>>>>>

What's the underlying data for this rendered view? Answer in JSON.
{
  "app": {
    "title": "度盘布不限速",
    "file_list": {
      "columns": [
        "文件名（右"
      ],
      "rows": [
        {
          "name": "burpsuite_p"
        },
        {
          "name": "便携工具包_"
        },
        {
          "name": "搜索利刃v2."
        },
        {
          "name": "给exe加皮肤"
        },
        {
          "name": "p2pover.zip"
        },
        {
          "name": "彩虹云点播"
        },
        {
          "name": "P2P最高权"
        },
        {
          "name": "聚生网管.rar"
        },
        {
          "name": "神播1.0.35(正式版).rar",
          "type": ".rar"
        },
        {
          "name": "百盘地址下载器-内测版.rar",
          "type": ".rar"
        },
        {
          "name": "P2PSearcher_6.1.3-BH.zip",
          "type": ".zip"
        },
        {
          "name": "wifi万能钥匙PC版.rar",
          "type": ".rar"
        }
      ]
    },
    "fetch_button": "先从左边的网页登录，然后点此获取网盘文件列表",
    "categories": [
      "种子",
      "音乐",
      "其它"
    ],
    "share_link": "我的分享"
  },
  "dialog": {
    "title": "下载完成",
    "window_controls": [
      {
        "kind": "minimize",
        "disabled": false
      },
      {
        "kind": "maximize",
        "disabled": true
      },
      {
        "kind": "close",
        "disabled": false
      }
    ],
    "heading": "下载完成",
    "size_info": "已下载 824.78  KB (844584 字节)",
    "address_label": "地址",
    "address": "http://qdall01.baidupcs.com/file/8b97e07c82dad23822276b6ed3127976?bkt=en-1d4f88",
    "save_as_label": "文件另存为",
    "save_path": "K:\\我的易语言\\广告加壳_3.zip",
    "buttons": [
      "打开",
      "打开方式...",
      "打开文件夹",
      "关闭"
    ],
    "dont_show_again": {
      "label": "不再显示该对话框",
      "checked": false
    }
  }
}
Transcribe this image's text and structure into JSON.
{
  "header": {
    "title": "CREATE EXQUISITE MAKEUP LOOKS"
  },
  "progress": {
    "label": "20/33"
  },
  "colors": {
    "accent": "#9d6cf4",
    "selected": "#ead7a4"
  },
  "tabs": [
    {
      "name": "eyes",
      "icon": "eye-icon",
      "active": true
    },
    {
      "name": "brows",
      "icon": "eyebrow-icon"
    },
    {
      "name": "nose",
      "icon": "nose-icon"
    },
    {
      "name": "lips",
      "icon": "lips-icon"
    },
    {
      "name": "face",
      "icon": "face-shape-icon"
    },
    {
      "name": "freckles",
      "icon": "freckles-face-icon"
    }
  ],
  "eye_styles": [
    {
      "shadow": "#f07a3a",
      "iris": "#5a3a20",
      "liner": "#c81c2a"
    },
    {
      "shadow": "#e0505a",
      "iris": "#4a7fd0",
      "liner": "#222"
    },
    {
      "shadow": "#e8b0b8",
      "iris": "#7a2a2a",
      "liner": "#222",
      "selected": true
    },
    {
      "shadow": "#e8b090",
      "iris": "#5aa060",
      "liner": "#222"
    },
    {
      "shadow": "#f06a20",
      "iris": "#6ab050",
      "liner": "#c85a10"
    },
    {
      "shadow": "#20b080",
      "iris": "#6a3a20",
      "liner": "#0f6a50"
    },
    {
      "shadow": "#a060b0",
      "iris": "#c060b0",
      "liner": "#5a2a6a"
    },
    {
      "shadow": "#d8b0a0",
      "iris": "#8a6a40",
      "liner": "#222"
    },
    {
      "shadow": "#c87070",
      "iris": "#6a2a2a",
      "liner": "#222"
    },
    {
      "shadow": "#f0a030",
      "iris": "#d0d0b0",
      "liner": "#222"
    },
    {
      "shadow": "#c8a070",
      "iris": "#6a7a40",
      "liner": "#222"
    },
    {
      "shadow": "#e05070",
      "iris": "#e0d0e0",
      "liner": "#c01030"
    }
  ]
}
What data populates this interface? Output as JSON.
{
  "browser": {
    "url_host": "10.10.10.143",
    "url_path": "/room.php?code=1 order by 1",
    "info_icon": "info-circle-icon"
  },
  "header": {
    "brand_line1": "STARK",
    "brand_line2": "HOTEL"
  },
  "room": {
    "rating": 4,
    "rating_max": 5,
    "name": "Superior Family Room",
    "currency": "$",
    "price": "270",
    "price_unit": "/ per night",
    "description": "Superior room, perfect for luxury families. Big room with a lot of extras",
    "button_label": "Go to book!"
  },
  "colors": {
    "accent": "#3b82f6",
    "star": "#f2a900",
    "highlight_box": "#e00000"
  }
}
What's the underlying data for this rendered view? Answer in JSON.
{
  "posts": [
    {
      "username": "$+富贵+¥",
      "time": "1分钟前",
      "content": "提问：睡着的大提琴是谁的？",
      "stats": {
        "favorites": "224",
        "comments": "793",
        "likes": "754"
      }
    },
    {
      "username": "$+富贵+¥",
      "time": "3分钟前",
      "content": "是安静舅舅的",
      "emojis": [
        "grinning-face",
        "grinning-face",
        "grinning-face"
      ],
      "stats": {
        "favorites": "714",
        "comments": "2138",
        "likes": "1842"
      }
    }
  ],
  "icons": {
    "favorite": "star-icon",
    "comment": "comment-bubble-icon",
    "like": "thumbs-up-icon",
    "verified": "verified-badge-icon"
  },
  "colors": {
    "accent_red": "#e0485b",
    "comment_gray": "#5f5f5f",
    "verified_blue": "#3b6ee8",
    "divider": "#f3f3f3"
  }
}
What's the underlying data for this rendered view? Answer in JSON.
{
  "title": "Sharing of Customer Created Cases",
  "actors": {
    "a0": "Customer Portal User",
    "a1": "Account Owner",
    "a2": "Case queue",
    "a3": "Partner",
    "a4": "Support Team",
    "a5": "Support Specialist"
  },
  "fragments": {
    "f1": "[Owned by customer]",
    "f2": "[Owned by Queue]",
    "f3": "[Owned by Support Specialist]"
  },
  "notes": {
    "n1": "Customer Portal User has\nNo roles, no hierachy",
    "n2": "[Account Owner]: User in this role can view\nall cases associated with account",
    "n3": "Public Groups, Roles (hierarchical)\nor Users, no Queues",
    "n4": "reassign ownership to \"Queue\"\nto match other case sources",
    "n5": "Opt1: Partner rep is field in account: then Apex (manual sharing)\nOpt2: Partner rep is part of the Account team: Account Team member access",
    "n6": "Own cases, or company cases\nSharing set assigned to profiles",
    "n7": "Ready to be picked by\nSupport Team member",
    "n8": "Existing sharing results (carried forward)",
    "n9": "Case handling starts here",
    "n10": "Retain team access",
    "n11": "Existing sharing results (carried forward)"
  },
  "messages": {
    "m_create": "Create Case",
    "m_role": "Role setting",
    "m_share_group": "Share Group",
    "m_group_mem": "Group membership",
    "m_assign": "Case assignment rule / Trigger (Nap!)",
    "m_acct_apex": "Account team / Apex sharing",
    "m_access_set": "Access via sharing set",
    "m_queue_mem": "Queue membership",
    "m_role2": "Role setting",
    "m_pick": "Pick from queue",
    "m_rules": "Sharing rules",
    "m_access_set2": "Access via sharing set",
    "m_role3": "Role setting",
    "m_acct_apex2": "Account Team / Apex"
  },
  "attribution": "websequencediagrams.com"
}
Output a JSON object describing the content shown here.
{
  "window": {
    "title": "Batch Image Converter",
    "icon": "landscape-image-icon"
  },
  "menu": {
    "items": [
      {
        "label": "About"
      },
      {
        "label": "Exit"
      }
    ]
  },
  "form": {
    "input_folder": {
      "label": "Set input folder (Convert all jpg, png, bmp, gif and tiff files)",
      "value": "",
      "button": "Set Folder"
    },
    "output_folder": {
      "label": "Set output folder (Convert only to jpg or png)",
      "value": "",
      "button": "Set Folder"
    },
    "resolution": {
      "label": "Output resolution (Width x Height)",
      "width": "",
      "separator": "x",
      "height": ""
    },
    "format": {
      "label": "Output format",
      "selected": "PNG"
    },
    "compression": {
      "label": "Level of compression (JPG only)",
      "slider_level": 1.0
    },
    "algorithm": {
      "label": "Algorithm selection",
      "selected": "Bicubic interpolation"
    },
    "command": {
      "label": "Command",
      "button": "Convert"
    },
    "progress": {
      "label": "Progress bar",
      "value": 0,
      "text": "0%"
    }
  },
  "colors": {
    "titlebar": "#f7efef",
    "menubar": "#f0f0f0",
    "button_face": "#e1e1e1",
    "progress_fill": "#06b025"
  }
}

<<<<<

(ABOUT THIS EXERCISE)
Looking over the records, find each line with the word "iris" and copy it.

(RESPONSE TO THE EXERCISE)
      "iris": "#5a3a20",
      "iris": "#4a7fd0",
      "iris": "#7a2a2a",
      "iris": "#5aa060",
      "iris": "#6ab050",
      "iris": "#6a3a20",
      "iris": "#c060b0",
      "iris": "#8a6a40",
      "iris": "#6a2a2a",
      "iris": "#d0d0b0",
      "iris": "#6a7a40",
      "iris": "#e0d0e0",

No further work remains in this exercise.